They held McNeese to 23 percent from the floor.

 

“It was what we had been working on, our pace” said Dungee. “We have some things in our defense we have to fine tuned.”

 

“We looked at film, we talked about it and we worked on it,” said senior guard Alexis Tolefree.

 

“We always want to play fast and move the ball, that’s our plan every game,” Neighbors said. “We put up 100 shots and had 14 turnovers tonight, so that’s where we want to be.”

 

They kept the rush start going against Oral Roberts, a 24-6 opening quarter leading to a 47-28 half. then an 11-4 start to the third and we all knew who was going to win

 

Tolefree had 15 and Dungee had a dozen with four minutes left in the third. They had forced 11 turnovers. 

 

The 25-9 quarter, the second single-digit defensive quarter of the game, started cruise control in the 96-64 win.

 

 Arkansas had four starters in double figures, led by 27 from starter Makayla Daniels on 5-of-6 from the line, 8-of-11 from the floor and 5-of-6 3s. The team set a game record with 17 3s.

 

“It was mostly my teammates finding me and giving me the confidence to shoot,” Daniels said. “I just kept shooting.

 

“Game by game I take whatever the defense gives me. Tonight they gave me those (3s).”

 

As the point guard, she concentrates on her teammates.

 

“I was so excited when I came in because of all the talent we have,” she said. “It’s hard at times because we have so much talent and you have to get the ball everywhere;”

 

“My coach kept telling me to stop thinking so much, to just play because I am definitely an over-thinker.”

 

The third win of the week was against Stony Brook. 

 

 

They haven’t left campus yet, but three games in one week won’t happen in the SEC season, for instance, so it is a time to check endurance.

 

The 88-58 win came with Ramirez hitting 6-of-9 3s in a total of 26 points. There was nothing really remarkable as the Seawolves competed every quarter. They drew 2,045.

 

“That’s the best team we’ve played yet. In four-and-a-half, five minutes late in the first half that’s the best we’ve played yet. It blew open a close game and completely changes their halftime.”

 

He said everything flowed from there, making 3s and then hitting free throws. In contrast, he said they needed to better contest loose balls

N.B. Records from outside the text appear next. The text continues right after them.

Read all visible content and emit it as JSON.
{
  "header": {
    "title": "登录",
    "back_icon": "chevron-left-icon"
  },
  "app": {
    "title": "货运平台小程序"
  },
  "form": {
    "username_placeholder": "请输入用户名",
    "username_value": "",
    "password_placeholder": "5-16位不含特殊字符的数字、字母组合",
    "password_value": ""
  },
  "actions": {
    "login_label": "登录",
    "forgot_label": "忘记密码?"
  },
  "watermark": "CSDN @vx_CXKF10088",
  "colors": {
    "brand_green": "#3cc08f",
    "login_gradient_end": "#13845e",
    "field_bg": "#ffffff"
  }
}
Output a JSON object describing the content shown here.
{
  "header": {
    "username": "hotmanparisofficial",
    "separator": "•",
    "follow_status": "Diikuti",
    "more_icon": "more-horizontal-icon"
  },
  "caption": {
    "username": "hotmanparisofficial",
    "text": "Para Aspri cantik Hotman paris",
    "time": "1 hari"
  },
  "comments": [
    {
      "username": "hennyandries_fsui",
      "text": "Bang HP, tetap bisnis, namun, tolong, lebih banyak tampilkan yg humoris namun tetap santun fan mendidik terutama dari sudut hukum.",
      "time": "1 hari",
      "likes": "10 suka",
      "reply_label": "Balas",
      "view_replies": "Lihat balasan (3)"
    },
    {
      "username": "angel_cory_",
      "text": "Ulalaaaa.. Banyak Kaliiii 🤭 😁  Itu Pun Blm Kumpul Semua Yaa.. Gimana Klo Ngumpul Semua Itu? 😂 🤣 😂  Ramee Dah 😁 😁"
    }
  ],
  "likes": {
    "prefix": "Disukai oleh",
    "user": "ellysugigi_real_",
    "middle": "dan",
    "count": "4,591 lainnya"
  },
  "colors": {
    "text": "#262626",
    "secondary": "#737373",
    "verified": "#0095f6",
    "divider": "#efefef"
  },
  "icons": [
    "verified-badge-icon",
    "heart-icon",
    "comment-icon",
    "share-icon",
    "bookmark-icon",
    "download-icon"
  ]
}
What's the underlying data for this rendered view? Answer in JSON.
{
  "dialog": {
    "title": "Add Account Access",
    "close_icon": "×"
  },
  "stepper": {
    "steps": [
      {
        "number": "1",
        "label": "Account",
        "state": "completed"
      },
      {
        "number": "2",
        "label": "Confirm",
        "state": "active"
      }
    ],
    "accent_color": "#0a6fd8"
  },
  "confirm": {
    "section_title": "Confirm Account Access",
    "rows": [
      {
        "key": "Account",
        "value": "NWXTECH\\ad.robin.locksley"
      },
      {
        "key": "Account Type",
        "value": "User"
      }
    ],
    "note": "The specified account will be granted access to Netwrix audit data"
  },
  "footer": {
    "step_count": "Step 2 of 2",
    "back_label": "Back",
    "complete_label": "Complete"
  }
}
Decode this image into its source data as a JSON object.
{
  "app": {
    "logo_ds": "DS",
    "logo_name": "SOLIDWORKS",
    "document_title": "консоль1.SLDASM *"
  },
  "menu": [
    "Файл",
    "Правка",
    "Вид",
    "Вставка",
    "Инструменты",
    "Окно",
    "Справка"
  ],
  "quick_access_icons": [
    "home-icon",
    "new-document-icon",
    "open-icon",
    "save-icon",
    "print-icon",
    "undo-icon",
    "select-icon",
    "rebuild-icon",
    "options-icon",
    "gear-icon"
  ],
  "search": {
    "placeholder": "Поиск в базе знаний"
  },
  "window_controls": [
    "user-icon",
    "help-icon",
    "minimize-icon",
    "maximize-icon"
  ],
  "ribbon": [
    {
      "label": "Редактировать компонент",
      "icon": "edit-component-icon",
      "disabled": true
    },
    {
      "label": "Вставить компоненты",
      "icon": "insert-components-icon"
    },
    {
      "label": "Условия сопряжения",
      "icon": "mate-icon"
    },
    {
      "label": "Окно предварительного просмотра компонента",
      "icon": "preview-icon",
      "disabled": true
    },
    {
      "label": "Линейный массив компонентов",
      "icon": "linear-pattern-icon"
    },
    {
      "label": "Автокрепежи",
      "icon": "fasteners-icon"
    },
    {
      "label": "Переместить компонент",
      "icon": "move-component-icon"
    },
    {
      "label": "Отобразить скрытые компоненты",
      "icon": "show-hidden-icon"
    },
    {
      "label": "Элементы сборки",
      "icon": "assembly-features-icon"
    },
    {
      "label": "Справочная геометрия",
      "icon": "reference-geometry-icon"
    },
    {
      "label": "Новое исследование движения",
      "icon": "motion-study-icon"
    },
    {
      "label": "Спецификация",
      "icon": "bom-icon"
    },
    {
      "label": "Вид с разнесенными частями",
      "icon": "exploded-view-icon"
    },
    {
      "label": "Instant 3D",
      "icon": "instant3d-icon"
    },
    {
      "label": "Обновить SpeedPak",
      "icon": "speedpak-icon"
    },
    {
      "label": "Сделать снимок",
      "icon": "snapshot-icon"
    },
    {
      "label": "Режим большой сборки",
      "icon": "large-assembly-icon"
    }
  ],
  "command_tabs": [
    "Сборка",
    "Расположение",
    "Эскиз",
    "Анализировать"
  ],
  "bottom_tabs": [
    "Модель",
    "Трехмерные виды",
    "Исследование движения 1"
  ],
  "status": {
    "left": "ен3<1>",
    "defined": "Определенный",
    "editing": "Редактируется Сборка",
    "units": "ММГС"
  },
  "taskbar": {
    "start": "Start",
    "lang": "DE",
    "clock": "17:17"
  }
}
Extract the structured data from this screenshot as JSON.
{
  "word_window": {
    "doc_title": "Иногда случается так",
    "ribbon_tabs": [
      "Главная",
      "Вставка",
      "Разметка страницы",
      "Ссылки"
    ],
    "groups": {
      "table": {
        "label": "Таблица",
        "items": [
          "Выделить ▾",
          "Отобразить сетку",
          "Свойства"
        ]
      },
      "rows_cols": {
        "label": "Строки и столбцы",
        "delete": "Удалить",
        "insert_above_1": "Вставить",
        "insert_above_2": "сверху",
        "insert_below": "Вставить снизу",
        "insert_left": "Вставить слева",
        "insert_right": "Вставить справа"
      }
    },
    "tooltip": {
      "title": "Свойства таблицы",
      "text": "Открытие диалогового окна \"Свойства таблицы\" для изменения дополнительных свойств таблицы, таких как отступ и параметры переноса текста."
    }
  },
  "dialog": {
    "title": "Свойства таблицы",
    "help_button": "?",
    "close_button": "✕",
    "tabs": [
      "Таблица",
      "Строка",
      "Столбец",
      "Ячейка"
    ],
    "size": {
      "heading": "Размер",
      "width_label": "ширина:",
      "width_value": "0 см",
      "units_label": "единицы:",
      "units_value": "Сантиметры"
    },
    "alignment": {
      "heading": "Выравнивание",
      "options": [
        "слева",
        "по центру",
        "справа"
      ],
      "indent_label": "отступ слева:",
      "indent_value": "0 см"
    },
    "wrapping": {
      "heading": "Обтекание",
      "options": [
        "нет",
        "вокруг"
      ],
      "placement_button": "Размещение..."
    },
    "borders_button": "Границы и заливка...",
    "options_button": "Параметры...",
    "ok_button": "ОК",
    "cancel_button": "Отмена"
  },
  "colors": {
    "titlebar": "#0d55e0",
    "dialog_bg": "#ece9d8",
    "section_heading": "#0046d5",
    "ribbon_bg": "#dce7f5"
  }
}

“That’s crucial for us. You’d better believe every play will be isolated and shown.

 

“It also gives us valuable data as opposed to practice. It will carry over to SEC play.”

 

He is happy with the continuing improvement of the younger players.

 

“I don’t think you can keep us from getting good shots. I really do. I don’t know how I’d guard us. Probably hope we miss.”

 

“It was not the start we usually have,” said Ramirez. “Amber had the hot hand the entire game. She is hard to guard,” said Dungee. “I think she changed their game plan.”

 

“We picked up where we left off.” Said Ramirez.

 

Neighbors welcomed three on National Signing Day. They are Destinee McGhee (Alabama), Rylee Langerman (Oklahoma) and Elauna Eaton (in-state).

 

“National Singing Day is a time for our future Razorbacks to be rewarded for all the sacrifices they have made to get them to this day,” Neighbors said. “It is a day for them to share thanks to those family, friends and coaches who have helped make this day a reality. 

 

“Their accomplishments are amazing, and evaluator rankings will always be a part of every recruiting conversation, but the journey is so much more important than the statistics. 

 

“We welcome three new Razorbacks to our Hoops family today. Three unique on-court players. Three unique off-court personalities. Three unique journeys to Fayetteville. 

 

“Destinee, Rylee and Elauna, like the other 1,500 Division I signees at the other 350 Division I schools, are great players, great students and great people. 

 

“But these three are drastically different in that they chose to be Razorbacks. It never truly felt like we recruited these kids.”

 

Of McGhee, a 6-2 low post, he said it took 40 seconds in a Chicago tournament in 2018 to convince him.

 

 When she committed during the campus visit, he said it caused “a huge hog call.”

Scouting the 5-9 Langerman on a hot summer night, he said she said it became necessary to sign her.

 

The 6-0 Eaton, he said, was called to his attention while in flight to accept the Arkansas job and became the No. 1 recruit even then.

 

They moved into the Top 20.